I think it’s happening more and more. I don’t think it’s something new. And I think visual effects have often been involved in the design stage early on. But I have to say, in my own experience, it’s kind of few and far between. I worked on the original Matrix with the Wachowskis and they embraced visual effects from day one. In the pre-production meetings they had all the supervisors from all the facilities there, and we were all completely working towards the same thing. That was fifteen years ago, and Dredd is probably the first movie since then that I’ve been able to have that same kind of involvement with. Most of the time, I’ve been working on studio films where you have this huge hierarchy of staff and sometimes the director isn’t accessible. As a visual effects supervisor you may not really have an opportunity to understand the creative reasoning behind decisions that are made. Very early involvement is probably more the exception than the rule.
Were there any advantages to Dredd 3D being a smaller, independent production?
Yeah. And also because it was independently financed. And so I think the filmmakers decided that the only way to get the visual effects to work was to have a collaboration of this sort, because what they were trying to achieve was quite difficult. In my opinion, it’s a process that works. At every stage, we could make sure that they weren’t going to make any big mistakes or waste huge amounts of money on unnecessary things. It worked out very well, I think.
Did shooting in stereo present any challenges?
Absolutely. It was shot in native 3D. It was a huge challenge. None of the main creative on the film had worked in stereo before, so we were all novices to a certain extent. Shooting 3D, from a visual effects point of view, presents a number of complications. The accuracy and amount of detail you need is that much greater. So it was another challenge to add to the many, but it’s also a really interesting process to make a stereo film, especially a different genre of film that probably hasn’t been shot in stereo before. It was a great experience really.
How did you develop the “Slow Mo” effect for the film?

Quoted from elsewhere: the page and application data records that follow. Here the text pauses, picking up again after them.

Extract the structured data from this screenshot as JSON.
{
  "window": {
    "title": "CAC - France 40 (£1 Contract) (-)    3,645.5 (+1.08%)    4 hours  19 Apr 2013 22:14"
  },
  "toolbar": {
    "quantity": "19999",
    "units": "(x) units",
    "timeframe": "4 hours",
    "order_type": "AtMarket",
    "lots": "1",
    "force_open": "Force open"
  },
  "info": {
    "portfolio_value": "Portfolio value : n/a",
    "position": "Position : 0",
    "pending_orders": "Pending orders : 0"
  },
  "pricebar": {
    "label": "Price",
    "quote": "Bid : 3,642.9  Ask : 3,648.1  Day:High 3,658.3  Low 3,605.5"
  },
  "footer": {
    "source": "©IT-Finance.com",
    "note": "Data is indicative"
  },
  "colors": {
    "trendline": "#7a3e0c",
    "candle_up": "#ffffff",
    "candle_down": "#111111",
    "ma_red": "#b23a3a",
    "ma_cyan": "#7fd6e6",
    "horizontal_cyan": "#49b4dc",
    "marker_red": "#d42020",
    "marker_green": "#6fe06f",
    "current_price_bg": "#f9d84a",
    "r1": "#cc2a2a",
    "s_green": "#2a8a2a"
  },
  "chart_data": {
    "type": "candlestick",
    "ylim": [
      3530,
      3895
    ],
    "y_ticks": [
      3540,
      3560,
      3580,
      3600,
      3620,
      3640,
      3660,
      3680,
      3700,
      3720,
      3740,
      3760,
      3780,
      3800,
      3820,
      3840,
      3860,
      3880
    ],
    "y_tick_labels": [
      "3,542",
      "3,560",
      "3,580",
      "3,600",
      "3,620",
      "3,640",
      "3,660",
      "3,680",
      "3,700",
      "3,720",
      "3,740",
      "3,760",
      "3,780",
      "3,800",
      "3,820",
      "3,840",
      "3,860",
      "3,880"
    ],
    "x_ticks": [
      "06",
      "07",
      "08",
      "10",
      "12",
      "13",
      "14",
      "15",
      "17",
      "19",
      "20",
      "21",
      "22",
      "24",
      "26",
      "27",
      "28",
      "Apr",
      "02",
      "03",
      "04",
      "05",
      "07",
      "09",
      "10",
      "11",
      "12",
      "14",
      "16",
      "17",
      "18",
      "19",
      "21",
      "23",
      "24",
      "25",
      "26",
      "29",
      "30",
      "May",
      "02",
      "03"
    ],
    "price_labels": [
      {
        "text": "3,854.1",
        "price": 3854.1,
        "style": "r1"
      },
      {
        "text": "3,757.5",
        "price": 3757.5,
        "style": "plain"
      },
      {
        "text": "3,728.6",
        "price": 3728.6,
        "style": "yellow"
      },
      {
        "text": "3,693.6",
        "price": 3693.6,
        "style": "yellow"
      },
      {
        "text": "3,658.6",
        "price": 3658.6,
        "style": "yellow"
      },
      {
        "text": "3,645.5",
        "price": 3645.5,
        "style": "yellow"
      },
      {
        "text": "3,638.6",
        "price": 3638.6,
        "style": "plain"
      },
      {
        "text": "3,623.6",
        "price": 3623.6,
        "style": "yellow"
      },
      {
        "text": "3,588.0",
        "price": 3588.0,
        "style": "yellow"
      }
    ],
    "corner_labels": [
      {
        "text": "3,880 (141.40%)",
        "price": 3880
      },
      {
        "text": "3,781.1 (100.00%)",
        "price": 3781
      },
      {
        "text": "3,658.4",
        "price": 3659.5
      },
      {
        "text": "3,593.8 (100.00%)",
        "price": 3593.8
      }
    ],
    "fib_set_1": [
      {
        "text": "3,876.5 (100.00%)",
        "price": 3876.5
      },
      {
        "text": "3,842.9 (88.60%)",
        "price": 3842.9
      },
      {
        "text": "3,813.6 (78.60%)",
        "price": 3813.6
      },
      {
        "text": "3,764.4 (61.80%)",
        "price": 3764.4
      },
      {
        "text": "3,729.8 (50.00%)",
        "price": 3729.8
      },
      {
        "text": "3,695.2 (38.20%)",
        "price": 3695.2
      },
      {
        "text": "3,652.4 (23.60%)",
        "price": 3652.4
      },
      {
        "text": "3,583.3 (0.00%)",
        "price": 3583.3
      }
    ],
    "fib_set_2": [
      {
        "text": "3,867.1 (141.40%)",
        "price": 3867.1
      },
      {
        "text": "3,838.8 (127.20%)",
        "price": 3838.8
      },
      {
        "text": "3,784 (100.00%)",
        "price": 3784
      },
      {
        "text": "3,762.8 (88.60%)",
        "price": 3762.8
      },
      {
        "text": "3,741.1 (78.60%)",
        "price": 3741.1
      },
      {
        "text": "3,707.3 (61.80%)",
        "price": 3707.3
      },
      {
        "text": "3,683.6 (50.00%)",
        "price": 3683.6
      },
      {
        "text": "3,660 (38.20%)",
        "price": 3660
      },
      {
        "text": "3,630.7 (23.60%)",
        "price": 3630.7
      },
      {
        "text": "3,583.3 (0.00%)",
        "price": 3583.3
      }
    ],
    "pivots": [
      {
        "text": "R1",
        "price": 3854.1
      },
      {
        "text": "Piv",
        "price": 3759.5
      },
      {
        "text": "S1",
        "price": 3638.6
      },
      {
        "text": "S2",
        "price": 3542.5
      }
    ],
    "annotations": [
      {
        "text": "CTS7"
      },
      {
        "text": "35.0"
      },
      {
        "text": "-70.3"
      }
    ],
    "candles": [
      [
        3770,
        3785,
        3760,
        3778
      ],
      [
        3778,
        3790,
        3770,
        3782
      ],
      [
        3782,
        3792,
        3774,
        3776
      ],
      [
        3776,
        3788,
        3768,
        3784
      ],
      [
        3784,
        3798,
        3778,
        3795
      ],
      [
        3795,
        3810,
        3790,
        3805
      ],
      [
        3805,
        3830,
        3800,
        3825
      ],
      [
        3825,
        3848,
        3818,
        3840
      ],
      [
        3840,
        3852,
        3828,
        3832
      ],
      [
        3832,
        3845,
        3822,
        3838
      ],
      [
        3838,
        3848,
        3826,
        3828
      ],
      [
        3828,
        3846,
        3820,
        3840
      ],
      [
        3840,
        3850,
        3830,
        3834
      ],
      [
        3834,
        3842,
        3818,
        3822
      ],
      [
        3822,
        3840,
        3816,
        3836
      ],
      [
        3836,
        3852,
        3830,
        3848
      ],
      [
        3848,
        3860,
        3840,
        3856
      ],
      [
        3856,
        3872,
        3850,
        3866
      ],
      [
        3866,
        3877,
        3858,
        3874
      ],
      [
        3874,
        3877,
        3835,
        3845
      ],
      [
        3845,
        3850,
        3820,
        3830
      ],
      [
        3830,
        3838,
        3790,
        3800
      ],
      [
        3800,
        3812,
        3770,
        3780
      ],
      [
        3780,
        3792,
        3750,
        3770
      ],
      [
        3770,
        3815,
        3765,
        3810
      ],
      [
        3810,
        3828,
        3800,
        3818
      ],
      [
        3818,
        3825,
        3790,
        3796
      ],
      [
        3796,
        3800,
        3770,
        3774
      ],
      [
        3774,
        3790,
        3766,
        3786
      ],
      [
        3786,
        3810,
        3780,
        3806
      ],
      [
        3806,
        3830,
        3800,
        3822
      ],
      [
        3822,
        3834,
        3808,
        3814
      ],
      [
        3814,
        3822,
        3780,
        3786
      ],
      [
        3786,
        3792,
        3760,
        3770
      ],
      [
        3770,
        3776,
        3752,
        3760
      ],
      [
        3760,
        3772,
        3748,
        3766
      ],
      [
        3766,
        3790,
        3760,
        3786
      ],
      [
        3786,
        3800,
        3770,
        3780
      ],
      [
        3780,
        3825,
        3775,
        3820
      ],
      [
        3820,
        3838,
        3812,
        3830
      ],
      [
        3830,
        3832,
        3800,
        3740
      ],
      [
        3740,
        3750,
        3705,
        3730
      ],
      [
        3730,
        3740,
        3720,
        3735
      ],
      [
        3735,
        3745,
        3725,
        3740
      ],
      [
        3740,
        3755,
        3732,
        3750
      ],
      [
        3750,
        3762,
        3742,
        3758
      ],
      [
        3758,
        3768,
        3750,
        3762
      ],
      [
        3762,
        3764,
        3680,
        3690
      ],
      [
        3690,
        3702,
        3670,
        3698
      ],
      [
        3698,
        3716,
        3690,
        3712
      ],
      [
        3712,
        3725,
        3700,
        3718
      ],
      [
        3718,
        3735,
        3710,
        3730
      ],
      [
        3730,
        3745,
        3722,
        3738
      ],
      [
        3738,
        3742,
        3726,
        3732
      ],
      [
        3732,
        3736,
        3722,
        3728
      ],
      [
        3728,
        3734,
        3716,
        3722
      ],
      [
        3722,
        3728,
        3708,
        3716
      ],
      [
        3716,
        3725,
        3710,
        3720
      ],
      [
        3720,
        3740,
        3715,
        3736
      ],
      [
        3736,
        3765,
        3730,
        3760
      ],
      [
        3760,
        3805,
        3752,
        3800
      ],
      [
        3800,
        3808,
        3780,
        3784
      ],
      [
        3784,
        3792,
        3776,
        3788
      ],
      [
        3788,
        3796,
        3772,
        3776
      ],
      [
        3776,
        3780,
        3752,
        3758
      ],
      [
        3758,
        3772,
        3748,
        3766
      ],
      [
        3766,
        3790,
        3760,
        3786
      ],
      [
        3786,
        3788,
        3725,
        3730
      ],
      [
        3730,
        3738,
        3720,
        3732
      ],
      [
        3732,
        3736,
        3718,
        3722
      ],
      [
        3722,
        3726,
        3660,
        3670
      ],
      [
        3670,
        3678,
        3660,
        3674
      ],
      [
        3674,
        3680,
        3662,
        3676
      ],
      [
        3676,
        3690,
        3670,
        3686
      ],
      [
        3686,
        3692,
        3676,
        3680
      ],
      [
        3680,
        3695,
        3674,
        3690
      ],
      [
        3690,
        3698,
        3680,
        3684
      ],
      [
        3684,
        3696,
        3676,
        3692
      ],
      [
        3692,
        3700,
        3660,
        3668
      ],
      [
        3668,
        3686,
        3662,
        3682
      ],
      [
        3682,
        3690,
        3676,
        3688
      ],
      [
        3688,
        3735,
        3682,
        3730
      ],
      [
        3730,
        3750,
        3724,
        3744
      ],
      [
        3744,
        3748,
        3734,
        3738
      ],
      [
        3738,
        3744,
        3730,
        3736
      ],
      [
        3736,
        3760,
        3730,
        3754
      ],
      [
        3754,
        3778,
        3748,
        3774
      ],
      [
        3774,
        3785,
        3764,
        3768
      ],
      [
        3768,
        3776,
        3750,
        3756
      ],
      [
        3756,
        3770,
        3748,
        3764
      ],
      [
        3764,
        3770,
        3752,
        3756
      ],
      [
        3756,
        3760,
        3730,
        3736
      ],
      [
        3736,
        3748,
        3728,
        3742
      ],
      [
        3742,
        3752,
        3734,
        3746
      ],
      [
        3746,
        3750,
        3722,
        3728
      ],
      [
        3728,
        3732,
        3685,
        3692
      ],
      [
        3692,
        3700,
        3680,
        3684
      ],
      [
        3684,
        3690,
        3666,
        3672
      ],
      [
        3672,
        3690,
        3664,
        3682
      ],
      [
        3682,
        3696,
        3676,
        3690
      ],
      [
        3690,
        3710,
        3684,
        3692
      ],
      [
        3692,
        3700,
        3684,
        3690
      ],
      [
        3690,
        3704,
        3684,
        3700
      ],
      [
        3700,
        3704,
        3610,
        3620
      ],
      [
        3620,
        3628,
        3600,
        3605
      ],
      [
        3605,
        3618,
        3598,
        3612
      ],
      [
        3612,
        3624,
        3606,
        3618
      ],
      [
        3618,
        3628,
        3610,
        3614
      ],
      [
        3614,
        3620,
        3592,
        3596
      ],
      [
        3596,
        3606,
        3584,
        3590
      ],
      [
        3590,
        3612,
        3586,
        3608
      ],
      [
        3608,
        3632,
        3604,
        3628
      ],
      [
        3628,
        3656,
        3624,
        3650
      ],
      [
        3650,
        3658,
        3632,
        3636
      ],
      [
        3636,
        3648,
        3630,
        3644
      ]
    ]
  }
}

Slow Mo was an integral part of the script, and it was the bit that Alex Garland was most worried about in terms of making it work. We did a lot of research and found a lot of stock footage and reference that we liked or thought would really work well and we tried to use those in the storytelling that we wanted to do. But there was also something different that we wanted to do, and that was to show violence in slow motion. The idea behind that was that the violence would somehow look beautiful, that this “Slo Mo” drug the characters were taking would turn this experience into something beautiful and hypnotic. But in going back to our reference, we discovered the most amazing thing about slow motion photography is the unexpected, the things that you don’t see in real time. We were just amazed. Then going forward from that, we were keen to shoot as much as possible in camera so we could capture those interesting details that you don’t expect. If you choreograph stuff in CG, it’s just not as likely you’re going to come up with something like that. And also we knew that for stereo, it would be something new and different. Stereo lends itself to slow motion – water and particulates in the air are all things that work really well. So we would shoot layers of this stuff and then layer it up as much as possible and add CG particulates to fill the space and create that depth. For the violence, we would shoot compressed air into people’s mouths or into their faces to get a rippling effect on their skin of impact. We recorded a lot of reference too for the violence. So we shot blood bags and prosthetics with live ammunition, which the special effects department did for us. And we could see how the blood would stream in quite beautiful ways or how a bullet impacted a prosthetic. When we finally did the CG blood we had quite a good reference. Then there is a look to the “Slow Mo” that we developed over time. When you see the image there are a lot of different colours going on in there and there are a lot of sparkles added to add to that drugged, hypnotic look.